- Work request -
All lines below containing "牙科儀器股份有限公司" are to be listed.

- The input -
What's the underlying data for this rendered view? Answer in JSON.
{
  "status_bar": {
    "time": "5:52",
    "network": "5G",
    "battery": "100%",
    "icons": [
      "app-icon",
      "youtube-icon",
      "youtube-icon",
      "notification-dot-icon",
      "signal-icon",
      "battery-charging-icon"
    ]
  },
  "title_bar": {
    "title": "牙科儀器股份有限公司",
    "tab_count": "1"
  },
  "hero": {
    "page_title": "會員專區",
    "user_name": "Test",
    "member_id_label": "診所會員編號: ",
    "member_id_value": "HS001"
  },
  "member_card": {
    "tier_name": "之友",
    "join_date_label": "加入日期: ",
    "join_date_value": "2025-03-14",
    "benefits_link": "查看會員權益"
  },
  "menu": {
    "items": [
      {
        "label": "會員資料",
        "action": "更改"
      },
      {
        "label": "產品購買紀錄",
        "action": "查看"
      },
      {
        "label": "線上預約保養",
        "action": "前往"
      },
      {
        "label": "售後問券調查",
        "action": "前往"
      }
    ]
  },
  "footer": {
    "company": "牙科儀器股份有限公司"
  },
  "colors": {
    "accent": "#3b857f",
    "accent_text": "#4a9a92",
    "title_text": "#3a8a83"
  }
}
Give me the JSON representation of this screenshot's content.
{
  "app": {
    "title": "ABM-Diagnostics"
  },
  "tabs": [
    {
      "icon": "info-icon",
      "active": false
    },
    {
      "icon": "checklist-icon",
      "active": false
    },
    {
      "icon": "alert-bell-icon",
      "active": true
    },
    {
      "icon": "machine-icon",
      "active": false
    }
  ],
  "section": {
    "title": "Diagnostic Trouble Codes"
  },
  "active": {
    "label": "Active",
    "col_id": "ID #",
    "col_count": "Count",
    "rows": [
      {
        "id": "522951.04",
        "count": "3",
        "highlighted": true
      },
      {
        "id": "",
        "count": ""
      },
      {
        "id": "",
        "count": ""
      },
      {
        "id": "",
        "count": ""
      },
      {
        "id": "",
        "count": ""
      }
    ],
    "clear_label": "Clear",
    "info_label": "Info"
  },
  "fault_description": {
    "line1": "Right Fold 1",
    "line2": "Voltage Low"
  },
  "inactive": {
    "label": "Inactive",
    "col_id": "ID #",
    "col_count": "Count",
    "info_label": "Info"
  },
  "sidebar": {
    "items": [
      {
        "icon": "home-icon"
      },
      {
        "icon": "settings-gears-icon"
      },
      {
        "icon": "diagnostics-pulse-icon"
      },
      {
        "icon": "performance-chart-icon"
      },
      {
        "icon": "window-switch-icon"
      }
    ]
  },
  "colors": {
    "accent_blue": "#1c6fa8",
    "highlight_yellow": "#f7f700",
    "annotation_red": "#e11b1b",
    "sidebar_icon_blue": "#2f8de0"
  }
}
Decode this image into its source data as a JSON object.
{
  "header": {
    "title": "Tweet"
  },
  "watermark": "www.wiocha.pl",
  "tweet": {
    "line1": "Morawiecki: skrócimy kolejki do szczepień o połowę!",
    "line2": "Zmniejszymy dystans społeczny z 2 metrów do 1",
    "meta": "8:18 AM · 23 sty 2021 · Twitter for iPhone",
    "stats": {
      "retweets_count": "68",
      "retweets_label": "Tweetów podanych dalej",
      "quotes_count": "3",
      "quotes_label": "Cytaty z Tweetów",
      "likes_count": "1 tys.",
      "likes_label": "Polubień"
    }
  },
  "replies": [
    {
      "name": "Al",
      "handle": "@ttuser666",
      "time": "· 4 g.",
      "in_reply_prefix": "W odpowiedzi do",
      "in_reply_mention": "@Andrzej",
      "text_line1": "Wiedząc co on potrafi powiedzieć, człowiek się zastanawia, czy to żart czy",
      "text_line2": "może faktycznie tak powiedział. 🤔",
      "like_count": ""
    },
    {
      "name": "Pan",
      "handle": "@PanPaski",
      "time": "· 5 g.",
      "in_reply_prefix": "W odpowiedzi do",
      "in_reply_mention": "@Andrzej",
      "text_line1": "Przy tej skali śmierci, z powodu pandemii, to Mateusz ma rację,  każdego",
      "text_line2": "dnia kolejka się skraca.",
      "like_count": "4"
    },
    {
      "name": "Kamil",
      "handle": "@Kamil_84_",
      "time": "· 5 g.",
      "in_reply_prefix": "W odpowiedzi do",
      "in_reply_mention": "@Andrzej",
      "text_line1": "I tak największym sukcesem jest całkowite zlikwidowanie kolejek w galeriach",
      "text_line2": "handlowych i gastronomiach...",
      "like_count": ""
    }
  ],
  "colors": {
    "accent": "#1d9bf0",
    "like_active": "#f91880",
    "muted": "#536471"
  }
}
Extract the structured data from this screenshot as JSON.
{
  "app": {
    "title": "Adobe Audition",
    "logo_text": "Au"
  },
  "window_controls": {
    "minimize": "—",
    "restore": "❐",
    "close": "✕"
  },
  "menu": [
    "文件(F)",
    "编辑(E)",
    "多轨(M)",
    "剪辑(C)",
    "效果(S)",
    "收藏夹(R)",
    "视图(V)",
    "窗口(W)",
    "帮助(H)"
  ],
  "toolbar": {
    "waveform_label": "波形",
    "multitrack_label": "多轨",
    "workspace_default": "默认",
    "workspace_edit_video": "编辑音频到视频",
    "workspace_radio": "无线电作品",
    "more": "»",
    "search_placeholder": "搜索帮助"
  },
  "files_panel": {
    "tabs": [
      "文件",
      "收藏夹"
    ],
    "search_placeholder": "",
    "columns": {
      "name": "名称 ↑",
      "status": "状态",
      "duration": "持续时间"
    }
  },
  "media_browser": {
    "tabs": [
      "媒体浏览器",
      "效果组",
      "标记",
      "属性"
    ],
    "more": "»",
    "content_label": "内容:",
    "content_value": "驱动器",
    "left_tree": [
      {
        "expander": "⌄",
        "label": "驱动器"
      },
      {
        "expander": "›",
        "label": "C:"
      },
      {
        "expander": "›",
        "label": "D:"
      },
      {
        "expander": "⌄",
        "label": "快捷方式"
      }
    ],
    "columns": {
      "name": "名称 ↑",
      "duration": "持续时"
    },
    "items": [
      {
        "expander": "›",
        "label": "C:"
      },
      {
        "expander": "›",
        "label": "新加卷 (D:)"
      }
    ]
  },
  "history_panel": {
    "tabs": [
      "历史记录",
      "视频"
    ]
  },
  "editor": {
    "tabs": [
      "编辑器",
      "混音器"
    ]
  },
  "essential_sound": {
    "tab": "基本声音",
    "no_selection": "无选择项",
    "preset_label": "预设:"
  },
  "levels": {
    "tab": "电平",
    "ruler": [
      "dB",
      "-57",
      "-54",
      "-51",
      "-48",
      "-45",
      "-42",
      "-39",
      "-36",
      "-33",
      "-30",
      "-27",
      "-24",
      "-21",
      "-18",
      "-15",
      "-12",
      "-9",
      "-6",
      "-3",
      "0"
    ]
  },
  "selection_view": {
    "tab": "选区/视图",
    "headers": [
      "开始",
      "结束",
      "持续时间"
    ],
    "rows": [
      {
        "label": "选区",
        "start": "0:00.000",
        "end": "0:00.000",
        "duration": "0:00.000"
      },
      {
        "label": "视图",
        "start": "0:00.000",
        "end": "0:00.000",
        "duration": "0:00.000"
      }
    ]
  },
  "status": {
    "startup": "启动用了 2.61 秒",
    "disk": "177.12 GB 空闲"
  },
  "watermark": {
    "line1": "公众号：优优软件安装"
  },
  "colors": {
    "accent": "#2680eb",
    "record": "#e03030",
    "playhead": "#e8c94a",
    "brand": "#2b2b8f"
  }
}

- Problem solution -
    "title": "牙科儀器股份有限公司",
    "company": "牙科儀器股份有限公司"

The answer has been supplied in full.